* Problem *
Please return all records verbatim, no pictures.

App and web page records
══════════

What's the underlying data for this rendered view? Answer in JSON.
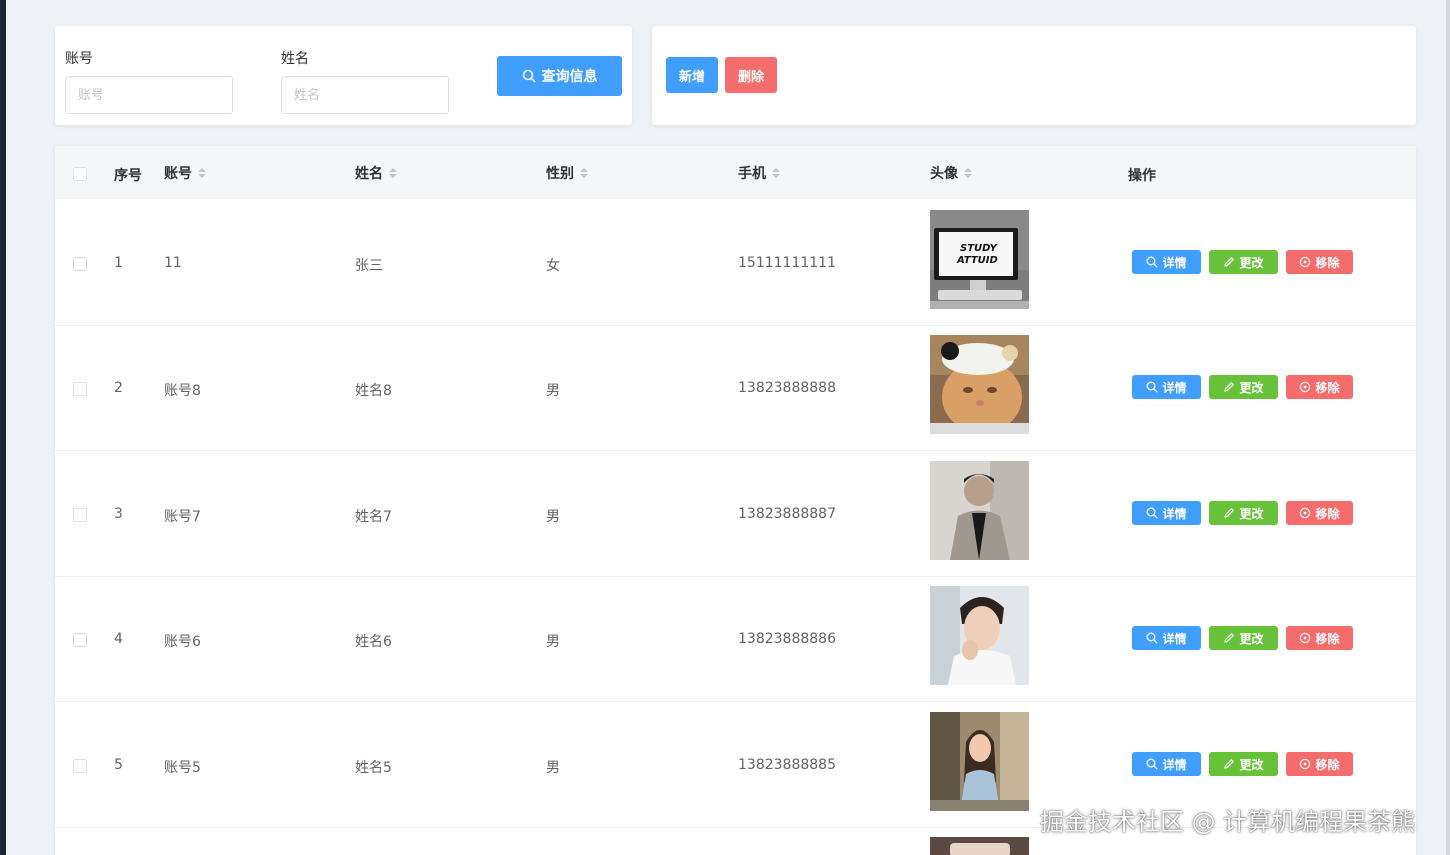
{
  "search": {
    "account_label": "账号",
    "account_placeholder": "账号",
    "name_label": "姓名",
    "name_placeholder": "姓名",
    "query_button": "查询信息"
  },
  "actions": {
    "add_button": "新增",
    "delete_button": "删除"
  },
  "table": {
    "headers": {
      "index": "序号",
      "account": "账号",
      "name": "姓名",
      "gender": "性别",
      "phone": "手机",
      "avatar": "头像",
      "operation": "操作"
    },
    "row_buttons": {
      "detail": "详情",
      "edit": "更改",
      "remove": "移除"
    },
    "rows": [
      {
        "index": "1",
        "account": "11",
        "name": "张三",
        "gender": "女",
        "phone": "15111111111",
        "avatar_text_1": "STUDY",
        "avatar_text_2": "ATTUID"
      },
      {
        "index": "2",
        "account": "账号8",
        "name": "姓名8",
        "gender": "男",
        "phone": "13823888888"
      },
      {
        "index": "3",
        "account": "账号7",
        "name": "姓名7",
        "gender": "男",
        "phone": "13823888887"
      },
      {
        "index": "4",
        "account": "账号6",
        "name": "姓名6",
        "gender": "男",
        "phone": "13823888886"
      },
      {
        "index": "5",
        "account": "账号5",
        "name": "姓名5",
        "gender": "男",
        "phone": "13823888885"
      }
    ]
  },
  "watermark": "掘金技术社区 @ 计算机编程果茶熊",
  "colors": {
    "primary": "#409eff",
    "success": "#67c23a",
    "danger": "#f56c6c",
    "background": "#eef1f6"
  },
  "icons": {
    "query": "search-icon",
    "detail": "search-icon",
    "edit": "pencil-icon",
    "remove": "close-circle-icon",
    "sort": "sort-caret-icon"
  }
}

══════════

* Response below *
What's the underlying data for this rendered view? Answer in JSON.
{
  "search": {
    "account_label": "账号",
    "account_placeholder": "账号",
    "name_label": "姓名",
    "name_placeholder": "姓名",
    "query_button": "查询信息"
  },
  "actions": {
    "add_button": "新增",
    "delete_button": "删除"
  },
  "table": {
    "headers": {
      "index": "序号",
      "account": "账号",
      "name": "姓名",
      "gender": "性别",
      "phone": "手机",
      "avatar": "头像",
      "operation": "操作"
    },
    "row_buttons": {
      "detail": "详情",
      "edit": "更改",
      "remove": "移除"
    },
    "rows": [
      {
        "index": "1",
        "account": "11",
        "name": "张三",
        "gender": "女",
        "phone": "15111111111",
        "avatar_text_1": "STUDY",
        "avatar_text_2": "ATTUID"
      },
      {
        "index": "2",
        "account": "账号8",
        "name": "姓名8",
        "gender": "男",
        "phone": "13823888888"
      },
      {
        "index": "3",
        "account": "账号7",
        "name": "姓名7",
        "gender": "男",
        "phone": "13823888887"
      },
      {
        "index": "4",
        "account": "账号6",
        "name": "姓名6",
        "gender": "男",
        "phone": "13823888886"
      },
      {
        "index": "5",
        "account": "账号5",
        "name": "姓名5",
        "gender": "男",
        "phone": "13823888885"
      }
    ]
  },
  "watermark": "掘金技术社区 @ 计算机编程果茶熊",
  "colors": {
    "primary": "#409eff",
    "success": "#67c23a",
    "danger": "#f56c6c",
    "background": "#eef1f6"
  },
  "icons": {
    "query": "search-icon",
    "detail": "search-icon",
    "edit": "pencil-icon",
    "remove": "close-circle-icon",
    "sort": "sort-caret-icon"
  }
}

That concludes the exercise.